BACKGROUND: Asthma symptoms can interrupt daily activities, disturb sleep, and increase the risk of a child having an attention deficit or irritability, which also are symptoms of attention-deficit/hyperactivity disorder (ADHD). Previous studies have shown conflicting results regarding the association between ADHD and asthma. This study investigates the possible correlation between asthma and ADHD.
METHODS: We retrieved data on 221,068 pediatric patients from Taiwan’s National Health Insurance Research Database in 2005, and calculated the prevalence and risk factors of allergic diseases among ADHD patients.
RESULTS: The prevalence of asthma in the ADHD group, compared with the control group, was 4.3 fold higher in the age 12 to 17 subgroup (95% CI, 1.71 to 10.6), 1.5-fold higher in males (95% CI, 1.05 to 2.03), and 1.6-fold higher for children living in urban areas (95% CI, 1.12 to 2.28). Multivariate logistic regression models showed the odds ratio of asthma for children with ADHD was 1.43 (95% CI, 1.05 to 1.95) as compared with children without ADHD.
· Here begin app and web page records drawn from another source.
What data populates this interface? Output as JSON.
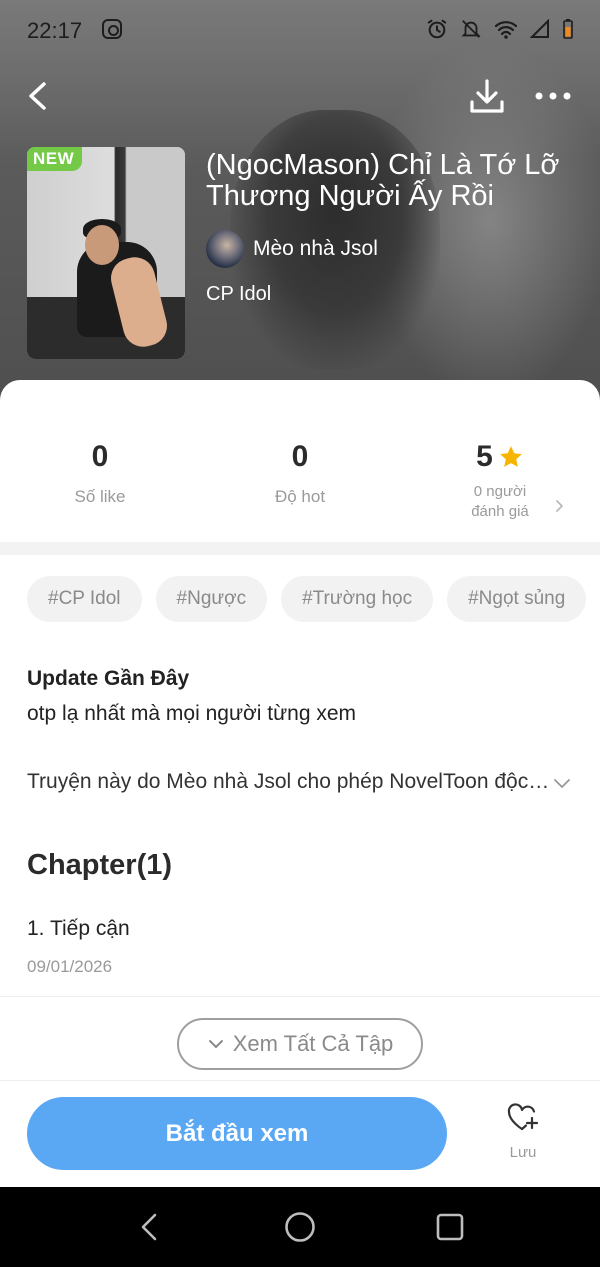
{
  "status_bar": {
    "time": "22:17"
  },
  "story": {
    "badge": "NEW",
    "title": "(NgocMason) Chỉ Là Tớ Lỡ Thương Người Ấy Rồi",
    "author": "Mèo nhà Jsol",
    "category": "CP Idol"
  },
  "stats": {
    "likes_value": "0",
    "likes_label": "Số like",
    "hot_value": "0",
    "hot_label": "Độ hot",
    "rating_value": "5",
    "rating_label_line1": "0 người",
    "rating_label_line2": "đánh giá"
  },
  "tags": [
    "#CP Idol",
    "#Ngược",
    "#Trường học",
    "#Ngọt sủng"
  ],
  "update": {
    "heading": "Update Gần Đây",
    "text": "otp lạ nhất mà mọi người từng xem"
  },
  "description": "Truyện này do Mèo nhà Jsol cho phép NovelToon độc quyền phát hành",
  "chapters": {
    "heading": "Chapter(1)",
    "items": [
      {
        "name": "1. Tiếp cận",
        "date": "09/01/2026"
      }
    ],
    "see_all_label": "Xem Tất Cả Tập"
  },
  "actions": {
    "start_label": "Bắt đầu xem",
    "save_label": "Lưu"
  },
  "colors": {
    "primary": "#5aa8f3",
    "badge_new": "#74c947",
    "star": "#f7b500",
    "tag_bg": "#f2f2f2"
  }
}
CONCLUSIONS: Pediatric ADHD was associated positively with asthma, but the underlying mechanisms require further clarification.
A brief, clinically useful, clinician-rated dimensional rating system for psychiatric diagnoses: Reliability and validity in psychiatric outpatients
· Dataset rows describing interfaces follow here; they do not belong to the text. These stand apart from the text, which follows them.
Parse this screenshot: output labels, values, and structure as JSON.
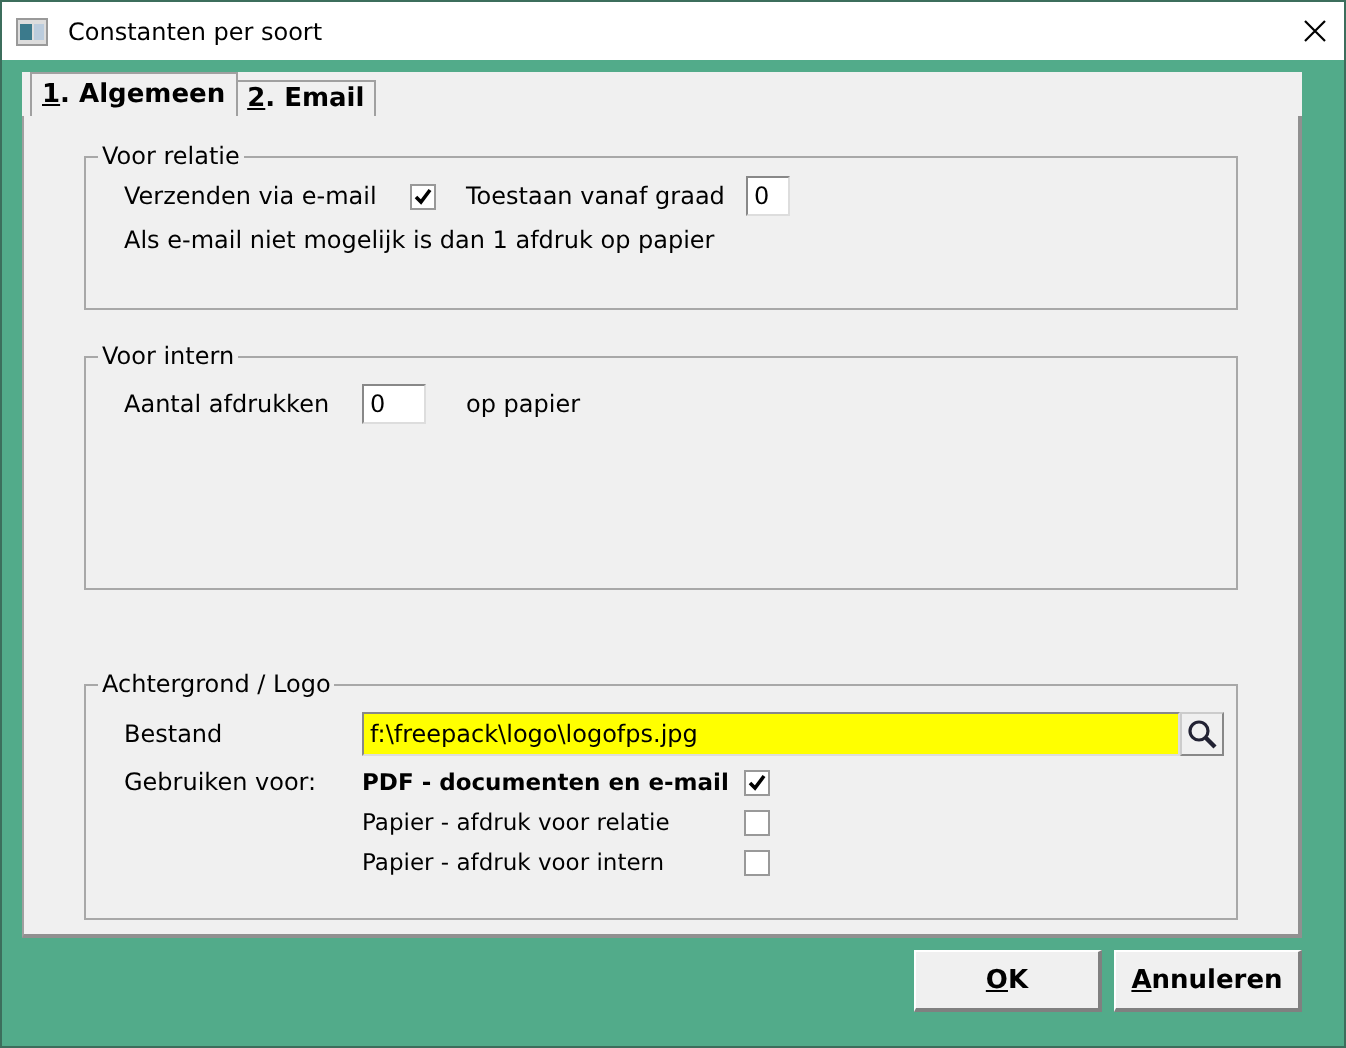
{
  "window": {
    "title": "Constanten per soort"
  },
  "tabs": [
    {
      "mnemonic": "1",
      "rest": ". Algemeen",
      "selected": true
    },
    {
      "mnemonic": "2",
      "rest": ". Email",
      "selected": false
    }
  ],
  "voor_relatie": {
    "legend": "Voor relatie",
    "send_label": "Verzenden via e-mail",
    "send_checked": true,
    "grade_label": "Toestaan vanaf graad",
    "grade_value": "0",
    "note": "Als e-mail niet mogelijk is dan 1 afdruk op papier"
  },
  "voor_intern": {
    "legend": "Voor intern",
    "count_label": "Aantal afdrukken",
    "count_value": "0",
    "suffix": "op papier"
  },
  "logo": {
    "legend": "Achtergrond / Logo",
    "file_label": "Bestand",
    "file_value": "f:\\freepack\\logo\\logofps.jpg",
    "use_label": "Gebruiken voor:",
    "options": [
      {
        "label": "PDF - documenten en e-mail",
        "checked": true
      },
      {
        "label": "Papier - afdruk voor relatie",
        "checked": false
      },
      {
        "label": "Papier - afdruk voor intern",
        "checked": false
      }
    ]
  },
  "buttons": [
    {
      "mnemonic": "O",
      "rest": "K"
    },
    {
      "mnemonic": "A",
      "rest": "nnuleren"
    }
  ]
}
BACKGROUND: In the present report from the Rhode Island Methods to Improve Diagnostic Assessment and Services project, we describe the development of a dimensional rating system for Axis I disorders.
METHODS: We evaluated 1,600 psychiatric outpatients with a semistructured diagnostic interview for Axis I disorders and completed a self-report measure of psychosocial morbidity. A Standardized Clinical Outcome Rating (SCOR), a 7-point dimensional rating, was made for 17 Axis I disorders and 1 symptom construct.
RESULTS: The dimensional ratings were highly reliable. After controlling for the number of Axis I disorders, each of the partial correlations between the dimensional rating and the measures of psychosocial morbidity was significant (mean partial r = 0.21). However, when the dimensional score was controlled, none of the partial correlations between the sum of the number of Axis I disorders and measures of psychosocial morbidity were significant (mean partial r = 0.03).
CONCLUSIONS: The SCORs are brief standardized outcome ratings that clinicians can incorporate into routine clinical practice without incurring undue burden. These ratings could make it more feasible to conduct effectiveness studies in clinical practice and to extend measurementbased care recommendations to include clinical ratings as well as selfreport assessments.
Further evidence for the reliability and validity of the Massachusetts General Hospital Cognitive and Physical Functioning Questionnaire (CPFQ)
BACKGROUND: The Massachusetts General Hospital Cognitive and Physical Functioning Questionnaire (CPFQ) was developed to assess clinically relevant cognitive and physical symptoms associated with depression that are not adequately assessed by traditional measures. Although the CPFQ has been shown previously to be a reliable and valid measure, the purpose of the present study was to provide additional evidence using larger samples from 4 independent clinical trials that were designed to test the efficacy and safety of different antidepressants.
METHODS: The psychometric analyses were based on data from 4 independent clinical trials that were designed to test the safety and efficacy of different antidepressants. Reliability of the items and of the overall questionnaire was evaluated with principal components analysis, whereas validity was assessed by associations of the questionnaire scores with convergent and divergent external criteria.
RESULTS: Overall, the results have replicated previous findings that the CPFQ has good internal reliability. Validation also is strengthened by the demonstration of predictive differences among known groups as well as a sensitivity to change with antidepressant treatment.
CONCLUSIONS: Results support the use of the CPFQ as a valuable instrument for the detection of clinically relevant symptoms that are not captured by typical measures of depression used for the assessment of treatment outcomes.